“He ran in front of them, with a view, as is supposed, to stop them, but being deficient in either skill or power, or perhaps both, he was unfortunately thrown down and instantly crushed to death, the wheels passing over him,” said the newspaper.

Poor chap!

The line was then under construction – in fact, the engineer in charge of its construction was Thomas Storey.

“I STILL use my Firth’s Stainless Steel Knife – it is the king of knives in my cutlery draw,” says Ena Gowland, of West Auckland, following Memories 441 in which there was a 1916 advert for Firth’s items which were being sold by the Darlington ironmonger, Sykes, in Blackwellgate.

“Neither rusts, stains, nor tarnishes,” said the advert. Ena’s has hardly aged, either.
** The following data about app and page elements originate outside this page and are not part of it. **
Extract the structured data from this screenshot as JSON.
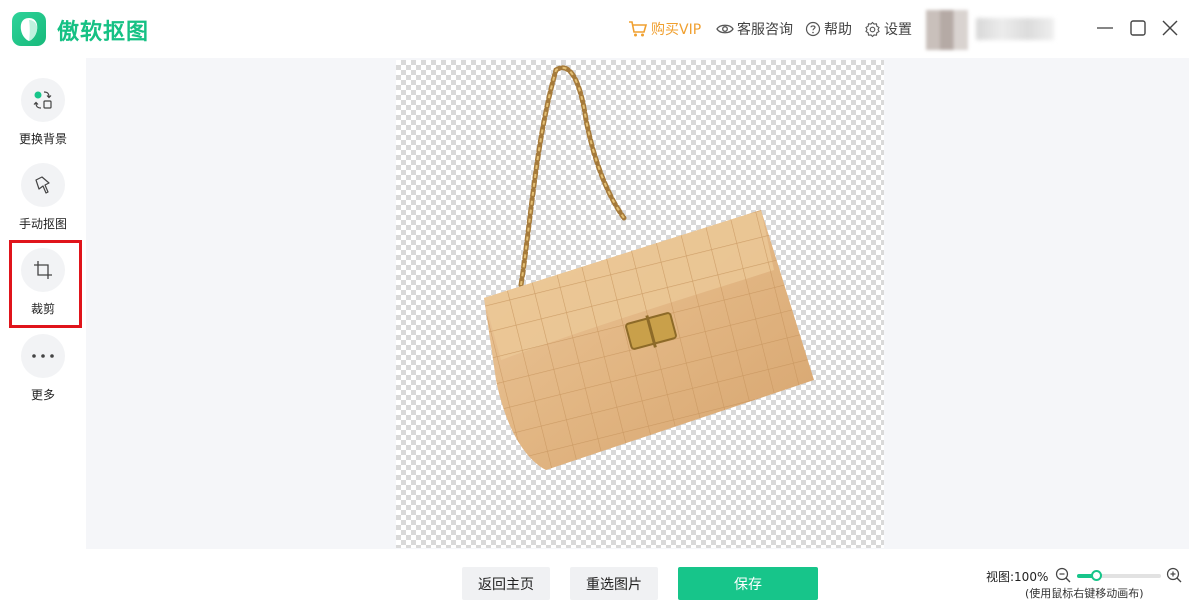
{
  "header": {
    "app_name": "傲软抠图",
    "vip_label": "购买VIP",
    "service_label": "客服咨询",
    "help_label": "帮助",
    "settings_label": "设置"
  },
  "sidebar": {
    "items": [
      {
        "label": "更换背景",
        "icon": "swap-background-icon"
      },
      {
        "label": "手动抠图",
        "icon": "manual-cutout-icon"
      },
      {
        "label": "裁剪",
        "icon": "crop-icon",
        "highlighted": true
      },
      {
        "label": "更多",
        "icon": "more-icon"
      }
    ]
  },
  "footer": {
    "home_button": "返回主页",
    "reselect_button": "重选图片",
    "save_button": "保存",
    "zoom_label": "视图:100%",
    "zoom_hint": "(使用鼠标右键移动画布)",
    "zoom_level": 0.23
  },
  "colors": {
    "brand": "#16c184",
    "vip": "#f0a030",
    "highlight": "#e0141b"
  }
}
“My knife has lasted two lifetimes,” she says. “In 1954, when I married and set up home, some of my late grandmother’s possessions were given to me: pottery, cutlery, cushions and pillows, all gratefully received.
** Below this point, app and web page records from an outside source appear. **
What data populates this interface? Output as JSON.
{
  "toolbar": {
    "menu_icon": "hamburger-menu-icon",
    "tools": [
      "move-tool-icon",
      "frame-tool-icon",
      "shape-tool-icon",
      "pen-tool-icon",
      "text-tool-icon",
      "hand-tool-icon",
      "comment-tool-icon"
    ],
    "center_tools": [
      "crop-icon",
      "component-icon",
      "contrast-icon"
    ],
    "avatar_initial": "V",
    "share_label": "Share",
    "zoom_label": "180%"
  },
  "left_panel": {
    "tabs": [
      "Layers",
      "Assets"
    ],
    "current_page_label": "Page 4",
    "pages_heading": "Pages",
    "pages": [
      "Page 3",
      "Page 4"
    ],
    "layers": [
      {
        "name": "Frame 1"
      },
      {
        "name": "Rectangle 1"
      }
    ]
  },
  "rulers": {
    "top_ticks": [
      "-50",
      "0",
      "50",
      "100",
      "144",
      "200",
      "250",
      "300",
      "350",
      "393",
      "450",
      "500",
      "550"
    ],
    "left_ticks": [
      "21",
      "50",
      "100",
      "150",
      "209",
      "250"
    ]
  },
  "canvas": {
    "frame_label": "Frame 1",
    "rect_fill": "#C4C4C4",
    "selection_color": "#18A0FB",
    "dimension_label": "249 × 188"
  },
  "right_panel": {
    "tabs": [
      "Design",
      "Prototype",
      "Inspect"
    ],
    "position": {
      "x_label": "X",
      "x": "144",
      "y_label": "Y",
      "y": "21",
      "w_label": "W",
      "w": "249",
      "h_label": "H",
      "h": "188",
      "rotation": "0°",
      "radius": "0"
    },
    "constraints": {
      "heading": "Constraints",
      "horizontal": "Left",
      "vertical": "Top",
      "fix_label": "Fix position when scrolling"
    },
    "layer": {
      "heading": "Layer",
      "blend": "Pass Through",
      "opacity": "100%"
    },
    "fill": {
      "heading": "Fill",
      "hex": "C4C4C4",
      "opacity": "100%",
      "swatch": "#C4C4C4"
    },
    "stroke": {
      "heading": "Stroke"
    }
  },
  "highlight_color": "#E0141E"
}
“Being of good quality, most of these are still in use today – the tablespoon, with silver hallmarks, is now battered but still in service daily. The cushions, made by grandmother herself and stuffed with her own duck and hen feathers, are still on the go.

“These items are like keepsakes from long gone relatives. I wonder what today’s throwaway society will have left to pass on – everything seems to go to landfill.”

MEMORIES 442 featured a collection of Howden-le-Wear pictures which included a First World War postcard showing Private H Fowler dressed as a Red Cross nurse.

The rear of the postcard said Pte Fowler had been struck dumb on July 18, 1916, but had recovered his speech a month later on August 17. Speechlessness was a fairly common symptom of shell shock, and Pte Fowler’s recovery was apparently being promote as a hope-giving miracle.

“I have a similar photo of Pte Fowler with the same inscription on the back,” says Kathleen Johnson in Barnard castle. “It was with a batch of photos from my mother, Mabel Simpson, from Billy Row who served from 1915 to October 31, 1918, as a Voluntary Aid Detachment nurse at the 17th Durham VAD hospital at The Red House in Etherley.

“I’ve always presumed that Pte Fowler was convalescing at the hospital.”

The Red House was a mansion belonging to mineowner Henry Francis Stobart, who offered it to the VAD as a hospital, and his wife, Jessica, became the commandant. The house was demolished after the Second World War and now a small estate of houses – called Red Houses – stands on its site.

So was Pte Fowler a local celebrity from Etherley?

THERE were howls of understandable outrage at last week’s Memories.

“I was staggered, nay, horrified, as a born and bred Yorkshire woman, to see your reference to “four ridings””, wrote Chris Eddowes.

Mike Masterman in East Cowton wrote: “Prior to local government reorganisation in 1974, administratively Yorkshire comprised three “ridings” (north, east and west) plus the City of York and not four ridings as stated in your article. I understand that the term “riding” meant a third.

“If there were four would they have been farthings?”

Our only defence, and it is a poor one, is that it looks like we started to write a sentence about “the four corners of the three ridings” but got distracted in the middle.

As all our knowledgeable correspondents pointed out, the Viking territory of Jorvik, centred on the city of York, was so large that it was divided into thirds – threthingrs – for administrative purposes. Over time, these had geographical descriptors added to their name – but as “north threthingr”, “east threthingr” and “west threthingr” are difficult to say, over time they lost the awkward sound at the beginning and just became the ridings.

The boundaries of all three ridings met at York, the capital of Jorvick, which was kept deliberately outside of the ridings so that it could be impartial.

The Vikings, under Ivar the Boneless, captured Jorvick in 866AD and by 954AD it had been subsumed into England, so although their heyday only lasted about 75 years, their three ridings have lasted more than a millennium.

As many people pointed out, the fourth riding only exists in fiction. South Riding is the title of a novel published posthumously in 1936, written by Winifred Holtby, a feminist, socialist, pacifist Guardian writer who hailed from the East Riding.